Robot MAV helicopters programmed for formation flying autonomously reconfigure their formation when members leave or enter the group. Soon-Jo Chung, an assistant professor in aerospace engineerng (AE), and his students show how it’s done in a new video.
The helicopter testbed has been used to demonstrate the effectiveness of algorithms Chung and his students, Dan Morgan and Saptarshi Bandyopadhyay, have developed for implementing swarms consisting of hundreds to thousands of very small spacecraft – each about the size of an iPhone. Using the swarms for a mission instead of one large craft can reduce costs. The mission’s launching and operating costs would be less, and losing one small craft in a swarm would be less expensive than losing and/or replacing a large craft, plus the mission would not be interrupted.
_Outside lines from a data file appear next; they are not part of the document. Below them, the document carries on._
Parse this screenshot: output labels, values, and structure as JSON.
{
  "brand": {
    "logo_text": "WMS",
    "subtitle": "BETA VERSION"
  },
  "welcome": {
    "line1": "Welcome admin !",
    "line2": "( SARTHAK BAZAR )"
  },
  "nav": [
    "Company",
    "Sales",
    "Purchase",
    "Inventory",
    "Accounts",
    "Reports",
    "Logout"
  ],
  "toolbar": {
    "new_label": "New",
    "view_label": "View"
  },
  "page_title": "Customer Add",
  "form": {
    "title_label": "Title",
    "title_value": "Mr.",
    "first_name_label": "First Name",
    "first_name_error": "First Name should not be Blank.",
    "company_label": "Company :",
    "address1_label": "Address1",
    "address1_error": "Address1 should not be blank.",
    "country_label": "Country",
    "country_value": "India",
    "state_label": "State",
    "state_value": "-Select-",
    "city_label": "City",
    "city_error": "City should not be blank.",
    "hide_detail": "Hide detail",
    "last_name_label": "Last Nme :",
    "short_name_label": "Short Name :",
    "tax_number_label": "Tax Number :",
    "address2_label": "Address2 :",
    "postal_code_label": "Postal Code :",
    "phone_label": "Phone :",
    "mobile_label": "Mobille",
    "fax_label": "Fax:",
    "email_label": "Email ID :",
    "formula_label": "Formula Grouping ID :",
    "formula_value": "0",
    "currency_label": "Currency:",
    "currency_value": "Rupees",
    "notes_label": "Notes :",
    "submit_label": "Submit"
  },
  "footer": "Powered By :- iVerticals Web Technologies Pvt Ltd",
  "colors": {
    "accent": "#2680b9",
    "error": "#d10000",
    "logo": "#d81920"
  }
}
“Even though the motion of the helicopters is very different from the motion of the spacecraft, this testbed still gives us a way of verifying our algorithms in a real-world setting,” Morgan explained. “This gives us information that we cannot obtain from computer simulations.
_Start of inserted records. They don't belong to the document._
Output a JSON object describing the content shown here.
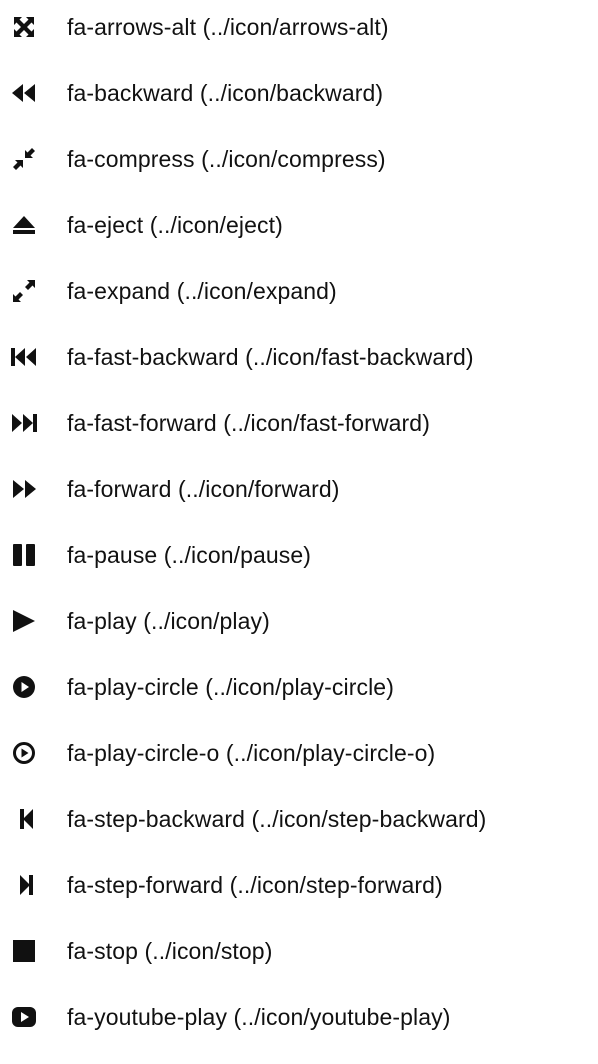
{
  "icons": [
    {
      "name": "arrows-alt-icon",
      "label": "fa-arrows-alt (../icon/arrows-alt)"
    },
    {
      "name": "backward-icon",
      "label": "fa-backward (../icon/backward)"
    },
    {
      "name": "compress-icon",
      "label": "fa-compress (../icon/compress)"
    },
    {
      "name": "eject-icon",
      "label": "fa-eject (../icon/eject)"
    },
    {
      "name": "expand-icon",
      "label": "fa-expand (../icon/expand)"
    },
    {
      "name": "fast-backward-icon",
      "label": "fa-fast-backward (../icon/fast-backward)"
    },
    {
      "name": "fast-forward-icon",
      "label": "fa-fast-forward (../icon/fast-forward)"
    },
    {
      "name": "forward-icon",
      "label": "fa-forward (../icon/forward)"
    },
    {
      "name": "pause-icon",
      "label": "fa-pause (../icon/pause)"
    },
    {
      "name": "play-icon",
      "label": "fa-play (../icon/play)"
    },
    {
      "name": "play-circle-icon",
      "label": "fa-play-circle (../icon/play-circle)"
    },
    {
      "name": "play-circle-o-icon",
      "label": "fa-play-circle-o (../icon/play-circle-o)"
    },
    {
      "name": "step-backward-icon",
      "label": "fa-step-backward (../icon/step-backward)"
    },
    {
      "name": "step-forward-icon",
      "label": "fa-step-forward (../icon/step-forward)"
    },
    {
      "name": "stop-icon",
      "label": "fa-stop (../icon/stop)"
    },
    {
      "name": "youtube-play-icon",
      "label": "fa-youtube-play (../icon/youtube-play)"
    }
  ]
}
“In addition to testing our algorithms, the testbed also allows us to demonstrate potential uses of the swarms of spacecraft. One of the main advantages of swarms is the ability to deal with individual spacecraft malfunctions. This idea is shown in the video. As each helicopter is removed, the remaining helicopters adjust their positions to maintain the formation, which is a circle in this case. Additionally, these malfunctioning spacecraft can be replaced if necessary. This idea is demonstrating in the second half of the video as helicopters are added to the formation.”
Swarms of spacecraft provide new challenges that have not existed in previous space missions. First, the large number of spacecraft working together in a small area greatly increases the probability that some will collide. Additionally, the spacecraft must be extremely small in order for the mission to be more cost effective than flying a single spacecraft. The small size of the spacecraft results in limited computing and communication capabilities. One particular mission in which formation flying excels is space telescopes, Morgan said. Launching a large telescope can be either very expensive or impossible. However, several smaller telescopes can be launched and placed close together in order to imitate a larger telescope.
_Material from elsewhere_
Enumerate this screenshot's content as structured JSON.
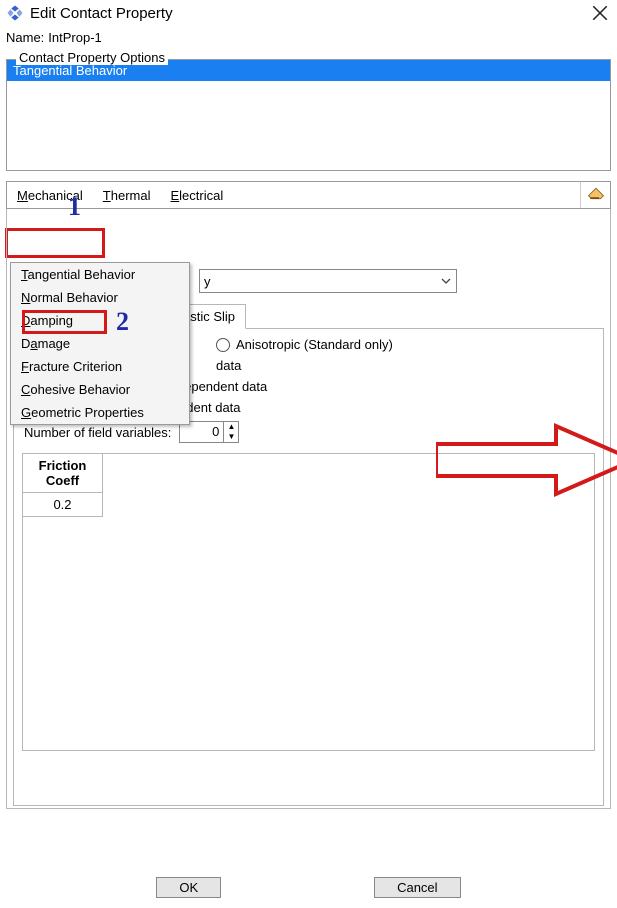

Chung’s research team is closely working with Dr. Fred Y. Hadaegh at the California Institute of Technology’s Jet Propulsion Laboratory. AE undergraduate Elliot Schwartz created the video.
Contact: Soon-Jo Chung, Department of Aerospace Engineering, 217/244-2737
Writer: Susan Mumm, editor, Department of Aerospace Engineering, 217/244-5382.